Task instructions> Word for word, reproduce every record in the listing below.

*** Given data ***

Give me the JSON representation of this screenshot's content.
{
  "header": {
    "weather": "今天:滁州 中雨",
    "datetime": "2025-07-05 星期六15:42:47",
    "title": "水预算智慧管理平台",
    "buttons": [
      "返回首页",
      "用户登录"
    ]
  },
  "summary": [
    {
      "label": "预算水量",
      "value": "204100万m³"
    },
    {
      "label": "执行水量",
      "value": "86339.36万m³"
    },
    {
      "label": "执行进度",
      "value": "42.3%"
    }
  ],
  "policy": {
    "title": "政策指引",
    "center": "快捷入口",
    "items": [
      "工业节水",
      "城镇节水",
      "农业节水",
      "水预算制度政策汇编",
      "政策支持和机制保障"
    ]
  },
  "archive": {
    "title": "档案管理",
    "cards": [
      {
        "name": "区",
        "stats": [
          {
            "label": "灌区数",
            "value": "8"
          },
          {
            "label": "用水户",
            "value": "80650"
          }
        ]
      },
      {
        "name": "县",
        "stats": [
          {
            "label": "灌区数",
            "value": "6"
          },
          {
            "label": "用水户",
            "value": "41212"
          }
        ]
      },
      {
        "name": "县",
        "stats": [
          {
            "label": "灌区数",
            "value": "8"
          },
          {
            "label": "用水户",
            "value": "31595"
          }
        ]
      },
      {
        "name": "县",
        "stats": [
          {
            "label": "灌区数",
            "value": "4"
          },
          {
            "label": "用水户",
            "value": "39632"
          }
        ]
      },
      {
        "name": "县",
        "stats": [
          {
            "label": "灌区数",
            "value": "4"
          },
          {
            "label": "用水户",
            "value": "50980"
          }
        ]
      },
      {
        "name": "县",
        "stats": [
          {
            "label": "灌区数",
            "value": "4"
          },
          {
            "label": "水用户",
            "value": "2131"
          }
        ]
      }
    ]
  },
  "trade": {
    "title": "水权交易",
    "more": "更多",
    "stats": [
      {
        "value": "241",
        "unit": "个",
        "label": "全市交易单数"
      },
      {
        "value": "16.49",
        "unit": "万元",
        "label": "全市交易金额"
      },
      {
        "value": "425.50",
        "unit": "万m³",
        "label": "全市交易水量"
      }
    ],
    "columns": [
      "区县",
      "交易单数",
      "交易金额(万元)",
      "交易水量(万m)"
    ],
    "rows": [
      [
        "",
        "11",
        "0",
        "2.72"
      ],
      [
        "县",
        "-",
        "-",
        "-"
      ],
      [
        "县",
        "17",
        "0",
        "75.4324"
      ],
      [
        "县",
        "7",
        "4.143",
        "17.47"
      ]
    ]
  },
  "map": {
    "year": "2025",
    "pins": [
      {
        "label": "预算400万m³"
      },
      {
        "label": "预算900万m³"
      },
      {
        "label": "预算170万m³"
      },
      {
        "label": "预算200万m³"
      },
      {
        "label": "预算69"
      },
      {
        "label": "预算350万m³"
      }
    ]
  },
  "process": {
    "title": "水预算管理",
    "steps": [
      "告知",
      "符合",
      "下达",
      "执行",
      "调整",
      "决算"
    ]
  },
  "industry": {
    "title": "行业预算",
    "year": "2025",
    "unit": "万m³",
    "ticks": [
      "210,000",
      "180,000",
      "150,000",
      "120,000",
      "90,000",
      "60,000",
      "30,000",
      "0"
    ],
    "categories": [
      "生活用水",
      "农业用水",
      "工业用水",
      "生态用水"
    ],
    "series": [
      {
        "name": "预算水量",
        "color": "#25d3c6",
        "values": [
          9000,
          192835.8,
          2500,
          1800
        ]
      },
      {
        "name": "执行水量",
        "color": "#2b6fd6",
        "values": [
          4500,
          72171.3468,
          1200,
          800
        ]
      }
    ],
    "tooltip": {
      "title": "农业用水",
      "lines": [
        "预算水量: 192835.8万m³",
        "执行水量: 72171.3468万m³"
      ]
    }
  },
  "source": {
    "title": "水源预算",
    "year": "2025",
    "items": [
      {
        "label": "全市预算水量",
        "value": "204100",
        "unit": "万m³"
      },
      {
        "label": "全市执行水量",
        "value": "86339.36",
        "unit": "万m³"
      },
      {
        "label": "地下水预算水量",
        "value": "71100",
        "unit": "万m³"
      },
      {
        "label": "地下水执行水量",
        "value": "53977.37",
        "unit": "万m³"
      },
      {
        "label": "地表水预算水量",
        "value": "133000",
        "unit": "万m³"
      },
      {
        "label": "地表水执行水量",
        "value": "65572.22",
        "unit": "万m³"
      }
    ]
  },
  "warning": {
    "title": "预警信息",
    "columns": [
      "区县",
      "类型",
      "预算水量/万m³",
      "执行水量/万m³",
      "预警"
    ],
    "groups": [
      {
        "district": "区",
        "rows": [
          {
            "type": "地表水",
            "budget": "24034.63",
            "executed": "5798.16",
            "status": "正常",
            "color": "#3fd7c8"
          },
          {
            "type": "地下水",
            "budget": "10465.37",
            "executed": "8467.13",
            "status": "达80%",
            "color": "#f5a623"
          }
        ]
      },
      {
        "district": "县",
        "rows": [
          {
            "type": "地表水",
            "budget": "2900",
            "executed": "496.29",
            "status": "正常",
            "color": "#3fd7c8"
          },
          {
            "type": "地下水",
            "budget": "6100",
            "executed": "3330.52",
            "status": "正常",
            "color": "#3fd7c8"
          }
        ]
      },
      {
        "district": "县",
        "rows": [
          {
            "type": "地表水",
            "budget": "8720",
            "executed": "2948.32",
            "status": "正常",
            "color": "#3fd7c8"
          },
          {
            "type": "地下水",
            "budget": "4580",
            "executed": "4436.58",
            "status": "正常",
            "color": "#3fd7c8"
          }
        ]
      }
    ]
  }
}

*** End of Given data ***

Task solution>
Give me the JSON representation of this screenshot's content.
{
  "header": {
    "weather": "今天:滁州 中雨",
    "datetime": "2025-07-05 星期六15:42:47",
    "title": "水预算智慧管理平台",
    "buttons": [
      "返回首页",
      "用户登录"
    ]
  },
  "summary": [
    {
      "label": "预算水量",
      "value": "204100万m³"
    },
    {
      "label": "执行水量",
      "value": "86339.36万m³"
    },
    {
      "label": "执行进度",
      "value": "42.3%"
    }
  ],
  "policy": {
    "title": "政策指引",
    "center": "快捷入口",
    "items": [
      "工业节水",
      "城镇节水",
      "农业节水",
      "水预算制度政策汇编",
      "政策支持和机制保障"
    ]
  },
  "archive": {
    "title": "档案管理",
    "cards": [
      {
        "name": "区",
        "stats": [
          {
            "label": "灌区数",
            "value": "8"
          },
          {
            "label": "用水户",
            "value": "80650"
          }
        ]
      },
      {
        "name": "县",
        "stats": [
          {
            "label": "灌区数",
            "value": "6"
          },
          {
            "label": "用水户",
            "value": "41212"
          }
        ]
      },
      {
        "name": "县",
        "stats": [
          {
            "label": "灌区数",
            "value": "8"
          },
          {
            "label": "用水户",
            "value": "31595"
          }
        ]
      },
      {
        "name": "县",
        "stats": [
          {
            "label": "灌区数",
            "value": "4"
          },
          {
            "label": "用水户",
            "value": "39632"
          }
        ]
      },
      {
        "name": "县",
        "stats": [
          {
            "label": "灌区数",
            "value": "4"
          },
          {
            "label": "用水户",
            "value": "50980"
          }
        ]
      },
      {
        "name": "县",
        "stats": [
          {
            "label": "灌区数",
            "value": "4"
          },
          {
            "label": "水用户",
            "value": "2131"
          }
        ]
      }
    ]
  },
  "trade": {
    "title": "水权交易",
    "more": "更多",
    "stats": [
      {
        "value": "241",
        "unit": "个",
        "label": "全市交易单数"
      },
      {
        "value": "16.49",
        "unit": "万元",
        "label": "全市交易金额"
      },
      {
        "value": "425.50",
        "unit": "万m³",
        "label": "全市交易水量"
      }
    ],
    "columns": [
      "区县",
      "交易单数",
      "交易金额(万元)",
      "交易水量(万m)"
    ],
    "rows": [
      [
        "",
        "11",
        "0",
        "2.72"
      ],
      [
        "县",
        "-",
        "-",
        "-"
      ],
      [
        "县",
        "17",
        "0",
        "75.4324"
      ],
      [
        "县",
        "7",
        "4.143",
        "17.47"
      ]
    ]
  },
  "map": {
    "year": "2025",
    "pins": [
      {
        "label": "预算400万m³"
      },
      {
        "label": "预算900万m³"
      },
      {
        "label": "预算170万m³"
      },
      {
        "label": "预算200万m³"
      },
      {
        "label": "预算69"
      },
      {
        "label": "预算350万m³"
      }
    ]
  },
  "process": {
    "title": "水预算管理",
    "steps": [
      "告知",
      "符合",
      "下达",
      "执行",
      "调整",
      "决算"
    ]
  },
  "industry": {
    "title": "行业预算",
    "year": "2025",
    "unit": "万m³",
    "ticks": [
      "210,000",
      "180,000",
      "150,000",
      "120,000",
      "90,000",
      "60,000",
      "30,000",
      "0"
    ],
    "categories": [
      "生活用水",
      "农业用水",
      "工业用水",
      "生态用水"
    ],
    "series": [
      {
        "name": "预算水量",
        "color": "#25d3c6",
        "values": [
          9000,
          192835.8,
          2500,
          1800
        ]
      },
      {
        "name": "执行水量",
        "color": "#2b6fd6",
        "values": [
          4500,
          72171.3468,
          1200,
          800
        ]
      }
    ],
    "tooltip": {
      "title": "农业用水",
      "lines": [
        "预算水量: 192835.8万m³",
        "执行水量: 72171.3468万m³"
      ]
    }
  },
  "source": {
    "title": "水源预算",
    "year": "2025",
    "items": [
      {
        "label": "全市预算水量",
        "value": "204100",
        "unit": "万m³"
      },
      {
        "label": "全市执行水量",
        "value": "86339.36",
        "unit": "万m³"
      },
      {
        "label": "地下水预算水量",
        "value": "71100",
        "unit": "万m³"
      },
      {
        "label": "地下水执行水量",
        "value": "53977.37",
        "unit": "万m³"
      },
      {
        "label": "地表水预算水量",
        "value": "133000",
        "unit": "万m³"
      },
      {
        "label": "地表水执行水量",
        "value": "65572.22",
        "unit": "万m³"
      }
    ]
  },
  "warning": {
    "title": "预警信息",
    "columns": [
      "区县",
      "类型",
      "预算水量/万m³",
      "执行水量/万m³",
      "预警"
    ],
    "groups": [
      {
        "district": "区",
        "rows": [
          {
            "type": "地表水",
            "budget": "24034.63",
            "executed": "5798.16",
            "status": "正常",
            "color": "#3fd7c8"
          },
          {
            "type": "地下水",
            "budget": "10465.37",
            "executed": "8467.13",
            "status": "达80%",
            "color": "#f5a623"
          }
        ]
      },
      {
        "district": "县",
        "rows": [
          {
            "type": "地表水",
            "budget": "2900",
            "executed": "496.29",
            "status": "正常",
            "color": "#3fd7c8"
          },
          {
            "type": "地下水",
            "budget": "6100",
            "executed": "3330.52",
            "status": "正常",
            "color": "#3fd7c8"
          }
        ]
      },
      {
        "district": "县",
        "rows": [
          {
            "type": "地表水",
            "budget": "8720",
            "executed": "2948.32",
            "status": "正常",
            "color": "#3fd7c8"
          },
          {
            "type": "地下水",
            "budget": "4580",
            "executed": "4436.58",
            "status": "正常",
            "color": "#3fd7c8"
          }
        ]
      }
    ]
  }
}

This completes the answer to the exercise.